-- Opening Marker --
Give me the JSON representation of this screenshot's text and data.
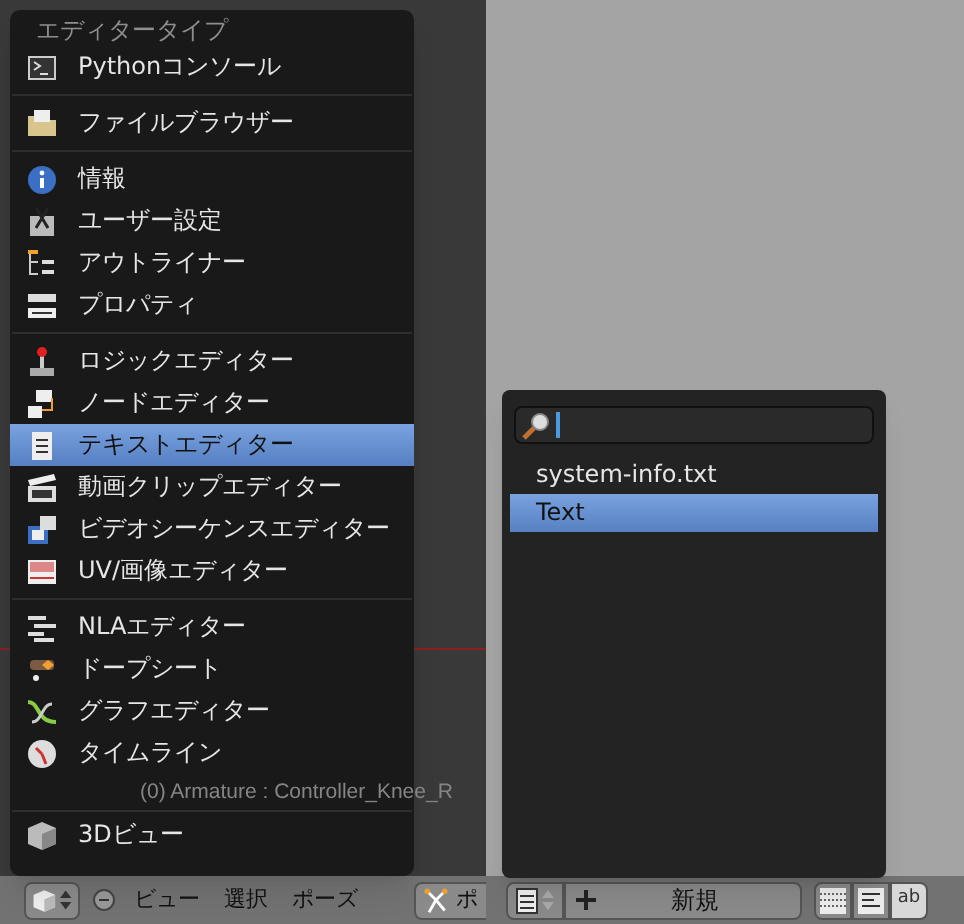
{
  "viewport": {
    "object_info": "(0) Armature : Controller_Knee_R"
  },
  "editor_type_menu": {
    "title": "エディタータイプ",
    "groups": [
      [
        {
          "label": "Pythonコンソール",
          "selected": false
        }
      ],
      [
        {
          "label": "ファイルブラウザー",
          "selected": false
        }
      ],
      [
        {
          "label": "情報",
          "selected": false
        },
        {
          "label": "ユーザー設定",
          "selected": false
        },
        {
          "label": "アウトライナー",
          "selected": false
        },
        {
          "label": "プロパティ",
          "selected": false
        }
      ],
      [
        {
          "label": "ロジックエディター",
          "selected": false
        },
        {
          "label": "ノードエディター",
          "selected": false
        },
        {
          "label": "テキストエディター",
          "selected": true
        },
        {
          "label": "動画クリップエディター",
          "selected": false
        },
        {
          "label": "ビデオシーケンスエディター",
          "selected": false
        },
        {
          "label": "UV/画像エディター",
          "selected": false
        }
      ],
      [
        {
          "label": "NLAエディター",
          "selected": false
        },
        {
          "label": "ドープシート",
          "selected": false
        },
        {
          "label": "グラフエディター",
          "selected": false
        },
        {
          "label": "タイムライン",
          "selected": false
        }
      ],
      [
        {
          "label": "3Dビュー",
          "selected": false
        }
      ]
    ]
  },
  "text_menu": {
    "items": [
      {
        "label": "system-info.txt",
        "selected": false
      },
      {
        "label": "Text",
        "selected": true
      }
    ]
  },
  "header": {
    "menus": [
      "ビュー",
      "選択",
      "ポーズ"
    ],
    "mode_button": "ポ",
    "new_button": "新規",
    "toggle_label": "ab"
  }
}
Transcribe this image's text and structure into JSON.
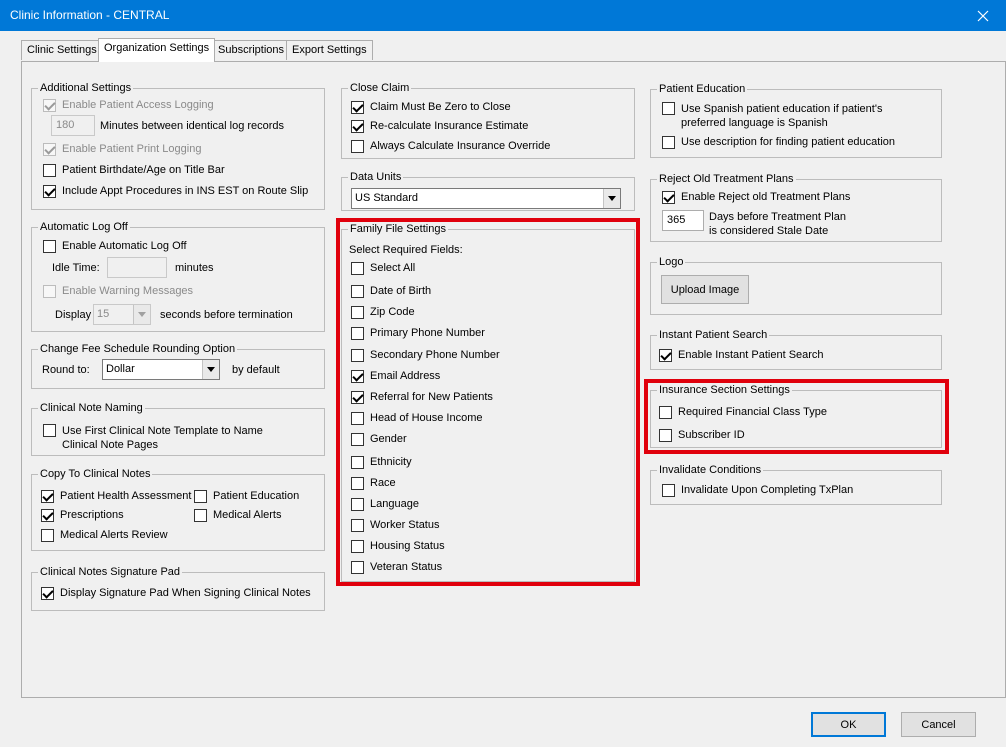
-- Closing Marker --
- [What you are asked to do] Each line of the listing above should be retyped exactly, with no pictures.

- [Answer space]
Give me the JSON representation of this screenshot's text and data.
{
  "viewport": {
    "object_info": "(0) Armature : Controller_Knee_R"
  },
  "editor_type_menu": {
    "title": "エディタータイプ",
    "groups": [
      [
        {
          "label": "Pythonコンソール",
          "selected": false
        }
      ],
      [
        {
          "label": "ファイルブラウザー",
          "selected": false
        }
      ],
      [
        {
          "label": "情報",
          "selected": false
        },
        {
          "label": "ユーザー設定",
          "selected": false
        },
        {
          "label": "アウトライナー",
          "selected": false
        },
        {
          "label": "プロパティ",
          "selected": false
        }
      ],
      [
        {
          "label": "ロジックエディター",
          "selected": false
        },
        {
          "label": "ノードエディター",
          "selected": false
        },
        {
          "label": "テキストエディター",
          "selected": true
        },
        {
          "label": "動画クリップエディター",
          "selected": false
        },
        {
          "label": "ビデオシーケンスエディター",
          "selected": false
        },
        {
          "label": "UV/画像エディター",
          "selected": false
        }
      ],
      [
        {
          "label": "NLAエディター",
          "selected": false
        },
        {
          "label": "ドープシート",
          "selected": false
        },
        {
          "label": "グラフエディター",
          "selected": false
        },
        {
          "label": "タイムライン",
          "selected": false
        }
      ],
      [
        {
          "label": "3Dビュー",
          "selected": false
        }
      ]
    ]
  },
  "text_menu": {
    "items": [
      {
        "label": "system-info.txt",
        "selected": false
      },
      {
        "label": "Text",
        "selected": true
      }
    ]
  },
  "header": {
    "menus": [
      "ビュー",
      "選択",
      "ポーズ"
    ],
    "mode_button": "ポ",
    "new_button": "新規",
    "toggle_label": "ab"
  }
}
Transcribe this image's text and structure into JSON.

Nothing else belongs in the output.